According to Mozilla’s executive chairwoman Mitchell Baker,
“Brendan Eich has chosen to step down from his role as CEO. He’s made this decision for Mozilla and our community.”
Brendan took over as the non-profit organization’s CEO on 24th March, after a short while of which Brendan was publicly urged to step down from the role, as a result of donation that he previously made to a 2008 anti-gay-marriage proposition in California.
Though it didn’t get much serious until OkCupid, the free online dating site posted about Brendan’s act from the past to make it go viral.
The post read:
“Mozilla’s new CEO, Brendan Eich, is an opponent of equal rights for gay couples. We would therefore prefer that our users not use Mozilla software to access OkCupid.”
This attracted a lot of attention towards Brendan’s donation, causing a stir in Mozilla’s management. Later on, in an interview to CNET his contradictory remarks added fuel to the burning fire.
“It may be challenging for a CEO, but everyone in our community can have different beliefs about all sorts of things that may be in conflict.”
The issue might have gained a lot of attention, as of which Mozilla along with its CEO had to decide against the statement, while calling for a voluntary step down from the CEO himself along with whom Mozilla’s three board members also resigned, after which Mozilla Baker mentioned an apology in her blog post, stating,
“We didn’t act like you’d expect Mozilla to act” adding further on, “We didn’t move fast enough to engage with people once the controversy started. We’re sorry. We must do better.”
The full statement from Mozilla on the issue stated:
“Mozilla prides itself on being held to a different standard and, this past week; we didn’t live up to it. We know why people are hurt and angry, and they are right: it’s because we haven’t stayed true to ourselves.

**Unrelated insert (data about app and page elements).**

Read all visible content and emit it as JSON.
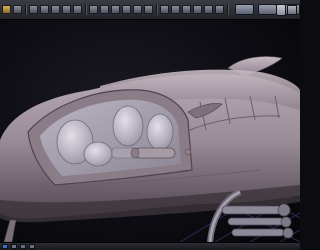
{
  "toolbar": {
    "tools": [
      {
        "icon": "move-tool-icon",
        "active": true
      },
      {
        "icon": "rotate-tool-icon",
        "active": false
      },
      {
        "icon": "scale-tool-icon",
        "active": false
      },
      {
        "icon": "select-tool-icon",
        "active": false
      },
      {
        "icon": "brush-tool-icon",
        "active": false
      },
      {
        "icon": "smooth-tool-icon",
        "active": false
      },
      {
        "icon": "grab-tool-icon",
        "active": false
      },
      {
        "icon": "pinch-tool-icon",
        "active": false
      },
      {
        "icon": "flatten-tool-icon",
        "active": false
      },
      {
        "icon": "knife-tool-icon",
        "active": false
      },
      {
        "icon": "mask-tool-icon",
        "active": false
      },
      {
        "icon": "stamp-tool-icon",
        "active": false
      },
      {
        "icon": "wire-tool-icon",
        "active": false
      },
      {
        "icon": "light-tool-icon",
        "active": false
      },
      {
        "icon": "camera-tool-icon",
        "active": false
      },
      {
        "icon": "render-tool-icon",
        "active": false
      },
      {
        "icon": "material-tool-icon",
        "active": false
      },
      {
        "icon": "texture-tool-icon",
        "active": false
      },
      {
        "icon": "layers-tool-icon",
        "active": false
      }
    ]
  },
  "viewport": {
    "subject": "3d-vehicle-model",
    "colors": {
      "body": "#9a8d97",
      "body_shadow": "#5b4f58",
      "glass": "#b7b2c1",
      "seat": "#cfcbd6",
      "grid": "#3a3a7a"
    }
  },
  "statusbar": {
    "buttons": [
      {
        "icon": "view-front-icon",
        "active": true
      },
      {
        "icon": "view-side-icon",
        "active": false
      },
      {
        "icon": "view-top-icon",
        "active": false
      },
      {
        "icon": "view-perspective-icon",
        "active": false
      }
    ]
  }
}
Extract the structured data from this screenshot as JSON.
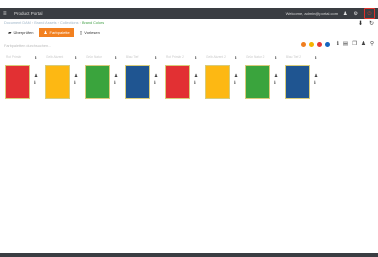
{
  "header": {
    "menu_icon": "hamburger-icon",
    "title": "Product Portal",
    "user_email": "Welcome, admin@portal.com",
    "icons": [
      "user-icon",
      "settings-icon",
      "power-icon"
    ]
  },
  "breadcrumb": {
    "items": [
      "Document DAM",
      "Brand Assets",
      "Collections"
    ],
    "separator": "›",
    "current": "Brand Colors"
  },
  "page_actions": [
    "download-icon",
    "refresh-icon"
  ],
  "tabs": [
    {
      "label": "Überprüfen",
      "icon": "briefcase-icon"
    },
    {
      "label": "Farbpalette",
      "icon": "user-icon"
    },
    {
      "label": "Vorlesen",
      "icon": "file-icon"
    }
  ],
  "filter_hint": "Farbpaletten durchsuchen...",
  "color_filters": [
    "#ef7e20",
    "#f5b400",
    "#e53935",
    "#1565c0"
  ],
  "toolbar_icons": [
    "info-icon",
    "document-icon",
    "copy-icon",
    "user-icon",
    "grid-icon"
  ],
  "cards": [
    {
      "caption": "Rot Primär",
      "color": "#e23033"
    },
    {
      "caption": "Gelb Akzent",
      "color": "#fdb813"
    },
    {
      "caption": "Grün Natur",
      "color": "#3aa43d"
    },
    {
      "caption": "Blau Tief",
      "color": "#1f5591"
    },
    {
      "caption": "Rot Primär 2",
      "color": "#e23033"
    },
    {
      "caption": "Gelb Akzent 2",
      "color": "#fdb813"
    },
    {
      "caption": "Grün Natur 2",
      "color": "#3aa43d"
    },
    {
      "caption": "Blau Tief 2",
      "color": "#1f5591"
    }
  ]
}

We didn’t act like you’d expect Mozilla to act. We didn’t move fast enough to engage with people once the controversy started. We’re sorry. We must do better.
Brendan Eich has chosen to step down from his role as CEO. He’s made this decision for Mozilla and our community.

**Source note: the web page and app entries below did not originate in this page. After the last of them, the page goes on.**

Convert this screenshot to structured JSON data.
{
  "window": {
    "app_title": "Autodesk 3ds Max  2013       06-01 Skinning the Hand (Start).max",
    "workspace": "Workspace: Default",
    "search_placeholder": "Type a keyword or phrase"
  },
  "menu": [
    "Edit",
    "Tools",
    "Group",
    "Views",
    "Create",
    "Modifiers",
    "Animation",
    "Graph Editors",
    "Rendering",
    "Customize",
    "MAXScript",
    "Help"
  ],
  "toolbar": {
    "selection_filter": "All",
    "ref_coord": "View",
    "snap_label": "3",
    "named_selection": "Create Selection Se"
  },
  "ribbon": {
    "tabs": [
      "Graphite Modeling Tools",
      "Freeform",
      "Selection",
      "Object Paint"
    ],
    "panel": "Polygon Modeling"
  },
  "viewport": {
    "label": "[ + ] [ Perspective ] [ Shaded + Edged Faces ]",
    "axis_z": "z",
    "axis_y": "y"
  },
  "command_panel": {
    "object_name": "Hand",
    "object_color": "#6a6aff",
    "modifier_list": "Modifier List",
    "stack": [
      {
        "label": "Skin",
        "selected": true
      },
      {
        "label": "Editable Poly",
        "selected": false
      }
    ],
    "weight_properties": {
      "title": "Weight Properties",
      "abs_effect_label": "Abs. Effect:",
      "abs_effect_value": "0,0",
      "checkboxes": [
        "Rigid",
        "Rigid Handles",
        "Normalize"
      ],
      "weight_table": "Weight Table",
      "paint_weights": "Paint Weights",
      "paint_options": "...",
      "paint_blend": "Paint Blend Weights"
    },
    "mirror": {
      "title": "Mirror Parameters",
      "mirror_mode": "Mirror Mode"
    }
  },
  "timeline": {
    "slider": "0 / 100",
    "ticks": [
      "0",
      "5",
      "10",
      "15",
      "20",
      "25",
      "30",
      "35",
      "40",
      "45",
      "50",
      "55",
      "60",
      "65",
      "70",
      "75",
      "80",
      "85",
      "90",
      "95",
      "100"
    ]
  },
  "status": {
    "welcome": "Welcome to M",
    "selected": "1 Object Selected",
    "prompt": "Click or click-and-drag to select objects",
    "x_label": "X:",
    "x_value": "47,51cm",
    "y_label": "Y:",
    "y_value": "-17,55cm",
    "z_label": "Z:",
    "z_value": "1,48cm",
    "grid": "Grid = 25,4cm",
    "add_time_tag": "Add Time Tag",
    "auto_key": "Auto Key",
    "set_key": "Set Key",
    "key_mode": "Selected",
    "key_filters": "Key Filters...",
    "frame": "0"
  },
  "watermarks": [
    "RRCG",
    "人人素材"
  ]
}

Mozilla believes both in equality and freedom of speech. Equality is necessary for meaningful speech. And you need free speech to fight for equality. Figuring out how to stand for both at the same time can be hard.
Our organizational culture reflects diversity and inclusiveness. We welcome contributions from everyone regardless of age, culture, ethnicity, gender, gender-identity, language, race, sexual orientation, geographical location and religious views. Mozilla supports equality for all.
We have employees with a wide diversity of views. Our culture of openness extends to encouraging staff and community to share their beliefs and opinions in public. This is meant to distinguish Mozilla from most organizations and hold us to a higher standard. But this time we failed to listen, to engage, and to be guided by our community.
While painful, the events of the last week show exactly why we need the web. So all of us can engage freely in the tough conversations we need to make the world better.
We need to put our focus back on protecting that Web and doing so in a way that will make you proud to support Mozilla.
What’s next for Mozilla’s leadership is still being discussed. We want to be open about where we are in deciding the future of the organization and will have more information next week. However, our mission will always be to make the Web more open so that humanity is stronger, more inclusive and more just: that’s what it means to protect the open Web.
We will emerge from this with a renewed understanding and humility — our large, global, and diverse community is what makes Mozilla special, and what will help us fulfill our mission. We are stronger with you involved.
Thank you for sticking with us.”